Excerpts from an interface dataset
- Opening Delimiter -

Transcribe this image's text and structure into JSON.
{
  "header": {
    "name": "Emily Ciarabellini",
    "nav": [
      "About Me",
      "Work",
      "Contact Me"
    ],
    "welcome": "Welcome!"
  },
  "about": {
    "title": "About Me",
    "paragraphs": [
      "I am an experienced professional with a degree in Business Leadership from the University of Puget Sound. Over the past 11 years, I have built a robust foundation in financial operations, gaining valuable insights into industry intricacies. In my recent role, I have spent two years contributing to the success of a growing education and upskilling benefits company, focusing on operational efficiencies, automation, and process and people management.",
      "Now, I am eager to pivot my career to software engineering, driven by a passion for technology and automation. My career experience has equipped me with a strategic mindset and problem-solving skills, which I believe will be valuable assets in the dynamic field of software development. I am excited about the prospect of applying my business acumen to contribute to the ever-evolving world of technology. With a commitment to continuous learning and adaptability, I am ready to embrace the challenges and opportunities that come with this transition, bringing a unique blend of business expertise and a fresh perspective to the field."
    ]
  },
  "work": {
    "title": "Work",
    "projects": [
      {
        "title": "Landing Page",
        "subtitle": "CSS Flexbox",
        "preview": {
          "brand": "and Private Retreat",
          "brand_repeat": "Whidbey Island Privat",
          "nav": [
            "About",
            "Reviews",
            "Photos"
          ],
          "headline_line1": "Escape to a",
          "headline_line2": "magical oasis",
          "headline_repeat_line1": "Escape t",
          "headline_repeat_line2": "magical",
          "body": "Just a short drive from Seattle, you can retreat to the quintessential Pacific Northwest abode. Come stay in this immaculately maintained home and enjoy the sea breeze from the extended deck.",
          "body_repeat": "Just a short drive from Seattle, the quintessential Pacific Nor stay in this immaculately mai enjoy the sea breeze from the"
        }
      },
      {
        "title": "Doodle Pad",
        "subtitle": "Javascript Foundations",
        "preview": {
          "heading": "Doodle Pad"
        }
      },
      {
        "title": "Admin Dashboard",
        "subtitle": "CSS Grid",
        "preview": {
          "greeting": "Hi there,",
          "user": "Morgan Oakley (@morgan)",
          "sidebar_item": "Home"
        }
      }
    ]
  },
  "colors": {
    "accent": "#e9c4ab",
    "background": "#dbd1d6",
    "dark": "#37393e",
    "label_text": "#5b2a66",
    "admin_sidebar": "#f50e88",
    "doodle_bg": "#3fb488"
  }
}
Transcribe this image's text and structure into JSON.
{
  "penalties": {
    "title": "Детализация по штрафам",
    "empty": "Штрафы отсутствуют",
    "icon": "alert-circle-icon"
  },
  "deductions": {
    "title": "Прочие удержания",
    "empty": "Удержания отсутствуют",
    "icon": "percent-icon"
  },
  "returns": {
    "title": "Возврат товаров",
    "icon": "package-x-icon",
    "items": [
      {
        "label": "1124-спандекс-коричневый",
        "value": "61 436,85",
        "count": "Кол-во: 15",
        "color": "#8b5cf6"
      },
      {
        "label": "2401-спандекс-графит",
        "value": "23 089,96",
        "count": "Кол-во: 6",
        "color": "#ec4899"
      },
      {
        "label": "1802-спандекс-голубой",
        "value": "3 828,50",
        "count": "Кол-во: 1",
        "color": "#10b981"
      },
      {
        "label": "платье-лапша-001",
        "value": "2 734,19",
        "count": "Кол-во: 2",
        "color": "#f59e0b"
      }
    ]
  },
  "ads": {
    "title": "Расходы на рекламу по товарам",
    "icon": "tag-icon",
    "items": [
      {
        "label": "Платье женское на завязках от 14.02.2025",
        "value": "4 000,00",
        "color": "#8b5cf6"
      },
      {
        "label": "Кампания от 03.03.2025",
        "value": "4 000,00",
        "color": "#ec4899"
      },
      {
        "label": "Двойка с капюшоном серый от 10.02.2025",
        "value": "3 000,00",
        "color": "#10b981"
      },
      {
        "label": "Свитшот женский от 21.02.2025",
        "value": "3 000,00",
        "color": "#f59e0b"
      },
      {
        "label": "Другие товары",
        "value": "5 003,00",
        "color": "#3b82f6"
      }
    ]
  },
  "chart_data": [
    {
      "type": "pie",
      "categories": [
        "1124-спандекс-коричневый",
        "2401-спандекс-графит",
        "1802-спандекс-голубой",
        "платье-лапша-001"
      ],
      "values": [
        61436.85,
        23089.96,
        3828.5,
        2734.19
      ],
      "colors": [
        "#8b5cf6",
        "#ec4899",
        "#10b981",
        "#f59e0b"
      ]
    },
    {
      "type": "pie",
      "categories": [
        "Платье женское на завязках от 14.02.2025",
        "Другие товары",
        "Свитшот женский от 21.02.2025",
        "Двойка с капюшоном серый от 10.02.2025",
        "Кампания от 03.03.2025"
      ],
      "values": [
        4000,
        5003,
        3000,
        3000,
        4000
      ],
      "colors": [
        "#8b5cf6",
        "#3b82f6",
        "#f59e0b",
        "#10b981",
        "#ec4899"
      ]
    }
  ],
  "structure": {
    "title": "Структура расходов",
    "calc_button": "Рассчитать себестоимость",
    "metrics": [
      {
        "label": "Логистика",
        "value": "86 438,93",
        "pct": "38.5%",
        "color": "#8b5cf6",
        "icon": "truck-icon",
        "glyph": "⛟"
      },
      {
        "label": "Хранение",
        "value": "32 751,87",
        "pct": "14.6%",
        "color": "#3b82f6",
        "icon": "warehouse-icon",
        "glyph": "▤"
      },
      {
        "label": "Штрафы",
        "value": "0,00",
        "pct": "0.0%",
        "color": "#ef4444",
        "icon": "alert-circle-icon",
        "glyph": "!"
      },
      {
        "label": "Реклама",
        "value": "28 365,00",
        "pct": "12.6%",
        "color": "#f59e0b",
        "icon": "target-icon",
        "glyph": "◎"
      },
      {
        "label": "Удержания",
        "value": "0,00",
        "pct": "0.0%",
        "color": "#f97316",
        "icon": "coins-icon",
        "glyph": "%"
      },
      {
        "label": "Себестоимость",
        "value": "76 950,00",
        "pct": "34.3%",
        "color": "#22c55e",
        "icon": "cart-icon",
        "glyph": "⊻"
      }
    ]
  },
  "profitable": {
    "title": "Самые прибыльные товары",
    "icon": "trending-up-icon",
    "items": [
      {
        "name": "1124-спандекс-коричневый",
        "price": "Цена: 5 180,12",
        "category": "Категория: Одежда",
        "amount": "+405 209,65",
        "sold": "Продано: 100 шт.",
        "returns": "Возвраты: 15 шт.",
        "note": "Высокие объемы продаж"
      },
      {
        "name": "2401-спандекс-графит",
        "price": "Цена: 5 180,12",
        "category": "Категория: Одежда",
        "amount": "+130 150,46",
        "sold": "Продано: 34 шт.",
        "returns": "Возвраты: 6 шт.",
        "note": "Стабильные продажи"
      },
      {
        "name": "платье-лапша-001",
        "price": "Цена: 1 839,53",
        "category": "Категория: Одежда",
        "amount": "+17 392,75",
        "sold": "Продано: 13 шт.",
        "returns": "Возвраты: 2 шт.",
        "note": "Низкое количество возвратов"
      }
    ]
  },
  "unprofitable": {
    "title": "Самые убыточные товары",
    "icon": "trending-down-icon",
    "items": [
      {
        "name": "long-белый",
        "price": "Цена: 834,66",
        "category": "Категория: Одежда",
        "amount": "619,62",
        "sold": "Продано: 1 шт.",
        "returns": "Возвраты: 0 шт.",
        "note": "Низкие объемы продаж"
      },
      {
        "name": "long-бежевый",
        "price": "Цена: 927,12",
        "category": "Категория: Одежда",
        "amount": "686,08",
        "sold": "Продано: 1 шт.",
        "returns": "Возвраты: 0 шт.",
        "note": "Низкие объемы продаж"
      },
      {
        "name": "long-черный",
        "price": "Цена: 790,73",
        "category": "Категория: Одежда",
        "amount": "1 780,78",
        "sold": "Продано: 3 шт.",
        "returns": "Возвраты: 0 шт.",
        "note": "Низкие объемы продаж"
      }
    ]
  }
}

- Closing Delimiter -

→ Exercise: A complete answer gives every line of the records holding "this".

→ Task solution:
Transcribe this image's text and structure into JSON.
      "Now, I am eager to pivot my career to software engineering, driven by a passion for technology and automation. My career experience has equipped me with a strategic mindset and problem-solving skills, which I believe will be valuable assets in the dynamic field of software development. I am excited about the prospect of applying my business acumen to contribute to the ever-evolving world of technology. With a commitment to continuous learning and adaptability, I am ready to embrace the challenges and opportunities that come with this transition, bringing a unique blend of business expertise and a fresh perspective to the field."
          "body": "Just a short drive from Seattle, you can retreat to the quintessential Pacific Northwest abode. Come stay in this immaculately maintained home and enjoy the sea breeze from the extended deck.",
          "body_repeat": "Just a short drive from Seattle, the quintessential Pacific Nor stay in this immaculately mai enjoy the sea breeze from the"
Transcribe this image's text and structure into JSON.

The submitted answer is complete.